··· Excerpted records ···
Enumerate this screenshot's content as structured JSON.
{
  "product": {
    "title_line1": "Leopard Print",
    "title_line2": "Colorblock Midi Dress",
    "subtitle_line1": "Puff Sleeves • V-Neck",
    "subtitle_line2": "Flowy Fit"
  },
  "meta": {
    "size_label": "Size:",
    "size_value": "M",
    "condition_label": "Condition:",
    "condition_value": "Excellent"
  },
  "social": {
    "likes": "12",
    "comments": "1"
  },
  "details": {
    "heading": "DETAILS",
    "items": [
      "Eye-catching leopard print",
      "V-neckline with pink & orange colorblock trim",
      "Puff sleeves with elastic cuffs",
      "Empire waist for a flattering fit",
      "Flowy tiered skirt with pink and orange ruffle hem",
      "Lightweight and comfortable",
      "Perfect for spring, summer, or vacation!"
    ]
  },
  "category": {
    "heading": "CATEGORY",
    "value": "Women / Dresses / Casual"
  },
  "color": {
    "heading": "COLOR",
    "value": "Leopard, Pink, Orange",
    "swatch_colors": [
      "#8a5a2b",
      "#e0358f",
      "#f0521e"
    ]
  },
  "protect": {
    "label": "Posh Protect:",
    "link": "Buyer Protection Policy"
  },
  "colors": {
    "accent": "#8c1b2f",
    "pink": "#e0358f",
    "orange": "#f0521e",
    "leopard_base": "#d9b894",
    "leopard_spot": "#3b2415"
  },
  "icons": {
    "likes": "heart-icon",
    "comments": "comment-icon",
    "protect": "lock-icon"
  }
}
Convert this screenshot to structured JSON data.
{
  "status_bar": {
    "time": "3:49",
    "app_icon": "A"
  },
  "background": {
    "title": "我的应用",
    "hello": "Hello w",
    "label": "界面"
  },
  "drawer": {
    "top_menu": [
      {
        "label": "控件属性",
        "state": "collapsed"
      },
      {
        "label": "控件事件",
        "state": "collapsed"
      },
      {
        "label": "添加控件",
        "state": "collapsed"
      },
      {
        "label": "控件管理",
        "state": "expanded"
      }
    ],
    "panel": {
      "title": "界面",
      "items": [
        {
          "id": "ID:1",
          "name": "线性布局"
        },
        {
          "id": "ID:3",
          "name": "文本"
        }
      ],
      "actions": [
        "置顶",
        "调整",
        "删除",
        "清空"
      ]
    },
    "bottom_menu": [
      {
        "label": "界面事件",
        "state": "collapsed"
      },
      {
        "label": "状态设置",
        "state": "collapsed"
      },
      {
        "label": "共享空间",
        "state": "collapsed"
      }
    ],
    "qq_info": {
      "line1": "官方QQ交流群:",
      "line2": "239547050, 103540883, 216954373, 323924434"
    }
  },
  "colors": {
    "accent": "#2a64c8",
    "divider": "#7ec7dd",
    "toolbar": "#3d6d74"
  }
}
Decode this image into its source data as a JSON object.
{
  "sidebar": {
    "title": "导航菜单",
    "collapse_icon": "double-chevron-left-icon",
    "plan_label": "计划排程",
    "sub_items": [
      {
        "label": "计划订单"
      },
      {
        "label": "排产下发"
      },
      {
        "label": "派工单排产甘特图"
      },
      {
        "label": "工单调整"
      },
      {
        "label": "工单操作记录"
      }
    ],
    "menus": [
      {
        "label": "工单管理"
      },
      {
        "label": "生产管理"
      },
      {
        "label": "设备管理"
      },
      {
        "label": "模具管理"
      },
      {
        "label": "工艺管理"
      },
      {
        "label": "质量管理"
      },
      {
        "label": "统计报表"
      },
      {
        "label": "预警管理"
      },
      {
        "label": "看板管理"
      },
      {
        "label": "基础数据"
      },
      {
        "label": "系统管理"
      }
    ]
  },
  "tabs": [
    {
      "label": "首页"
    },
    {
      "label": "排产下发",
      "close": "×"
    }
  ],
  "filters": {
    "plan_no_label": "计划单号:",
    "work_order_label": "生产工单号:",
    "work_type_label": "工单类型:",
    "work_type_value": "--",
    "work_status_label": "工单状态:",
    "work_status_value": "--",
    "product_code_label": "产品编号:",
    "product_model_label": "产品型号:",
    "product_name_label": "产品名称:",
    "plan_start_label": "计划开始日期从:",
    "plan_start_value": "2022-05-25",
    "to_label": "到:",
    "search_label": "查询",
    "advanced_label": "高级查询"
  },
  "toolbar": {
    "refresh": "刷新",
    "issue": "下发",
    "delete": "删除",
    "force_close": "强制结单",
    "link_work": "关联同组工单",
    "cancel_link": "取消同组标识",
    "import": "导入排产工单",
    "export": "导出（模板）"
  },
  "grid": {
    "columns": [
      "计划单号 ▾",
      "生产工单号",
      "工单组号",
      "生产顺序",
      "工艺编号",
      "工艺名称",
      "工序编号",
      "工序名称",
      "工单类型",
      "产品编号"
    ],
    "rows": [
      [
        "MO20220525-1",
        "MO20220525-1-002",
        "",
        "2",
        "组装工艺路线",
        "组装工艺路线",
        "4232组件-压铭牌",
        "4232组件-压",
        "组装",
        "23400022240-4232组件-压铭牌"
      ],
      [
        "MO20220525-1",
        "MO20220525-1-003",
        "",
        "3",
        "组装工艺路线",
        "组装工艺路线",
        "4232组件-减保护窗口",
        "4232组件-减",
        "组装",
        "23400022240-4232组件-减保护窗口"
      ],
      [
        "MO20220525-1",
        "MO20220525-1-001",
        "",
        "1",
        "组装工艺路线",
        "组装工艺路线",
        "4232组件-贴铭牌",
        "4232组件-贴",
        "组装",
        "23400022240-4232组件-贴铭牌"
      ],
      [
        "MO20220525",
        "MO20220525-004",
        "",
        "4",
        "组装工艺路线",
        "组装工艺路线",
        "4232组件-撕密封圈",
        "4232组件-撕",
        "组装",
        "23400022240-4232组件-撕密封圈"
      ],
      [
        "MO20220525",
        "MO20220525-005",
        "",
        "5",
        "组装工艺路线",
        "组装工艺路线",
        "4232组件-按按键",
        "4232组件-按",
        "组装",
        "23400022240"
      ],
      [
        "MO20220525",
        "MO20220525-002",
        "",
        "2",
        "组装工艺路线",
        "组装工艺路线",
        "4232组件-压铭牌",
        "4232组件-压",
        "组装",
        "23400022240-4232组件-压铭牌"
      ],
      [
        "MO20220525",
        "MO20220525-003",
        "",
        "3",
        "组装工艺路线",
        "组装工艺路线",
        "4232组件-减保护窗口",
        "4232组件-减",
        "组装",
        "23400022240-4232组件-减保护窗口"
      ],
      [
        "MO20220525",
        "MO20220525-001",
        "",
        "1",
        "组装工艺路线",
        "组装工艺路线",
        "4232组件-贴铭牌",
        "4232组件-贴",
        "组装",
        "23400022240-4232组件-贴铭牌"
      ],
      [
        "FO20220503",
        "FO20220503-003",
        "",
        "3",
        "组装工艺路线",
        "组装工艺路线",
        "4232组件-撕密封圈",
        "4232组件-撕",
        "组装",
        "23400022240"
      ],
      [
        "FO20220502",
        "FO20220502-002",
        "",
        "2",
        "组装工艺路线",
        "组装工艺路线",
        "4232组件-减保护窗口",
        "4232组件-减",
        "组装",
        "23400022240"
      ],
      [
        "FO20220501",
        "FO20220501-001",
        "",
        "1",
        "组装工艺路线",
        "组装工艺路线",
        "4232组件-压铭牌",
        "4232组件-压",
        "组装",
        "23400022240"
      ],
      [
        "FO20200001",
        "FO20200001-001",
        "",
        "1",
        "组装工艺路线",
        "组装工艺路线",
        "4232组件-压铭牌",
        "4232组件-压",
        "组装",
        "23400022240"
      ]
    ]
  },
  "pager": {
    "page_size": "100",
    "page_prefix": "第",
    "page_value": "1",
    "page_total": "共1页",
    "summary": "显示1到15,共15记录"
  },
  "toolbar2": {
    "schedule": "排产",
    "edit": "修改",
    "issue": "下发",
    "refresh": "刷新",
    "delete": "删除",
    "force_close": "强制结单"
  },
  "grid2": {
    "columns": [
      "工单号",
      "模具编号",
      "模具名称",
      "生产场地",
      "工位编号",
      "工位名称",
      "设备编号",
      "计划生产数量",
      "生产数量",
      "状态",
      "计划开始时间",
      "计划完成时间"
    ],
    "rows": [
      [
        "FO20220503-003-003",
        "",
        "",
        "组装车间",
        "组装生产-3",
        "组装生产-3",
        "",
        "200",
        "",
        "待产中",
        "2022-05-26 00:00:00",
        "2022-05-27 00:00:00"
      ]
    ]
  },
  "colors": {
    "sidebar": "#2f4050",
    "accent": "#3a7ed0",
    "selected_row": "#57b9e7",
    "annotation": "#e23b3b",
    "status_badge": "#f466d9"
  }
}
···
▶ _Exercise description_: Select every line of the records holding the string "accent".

▶ _Answer box_:
    "accent": "#8c1b2f",
    "accent": "#2a64c8",
    "accent": "#3a7ed0",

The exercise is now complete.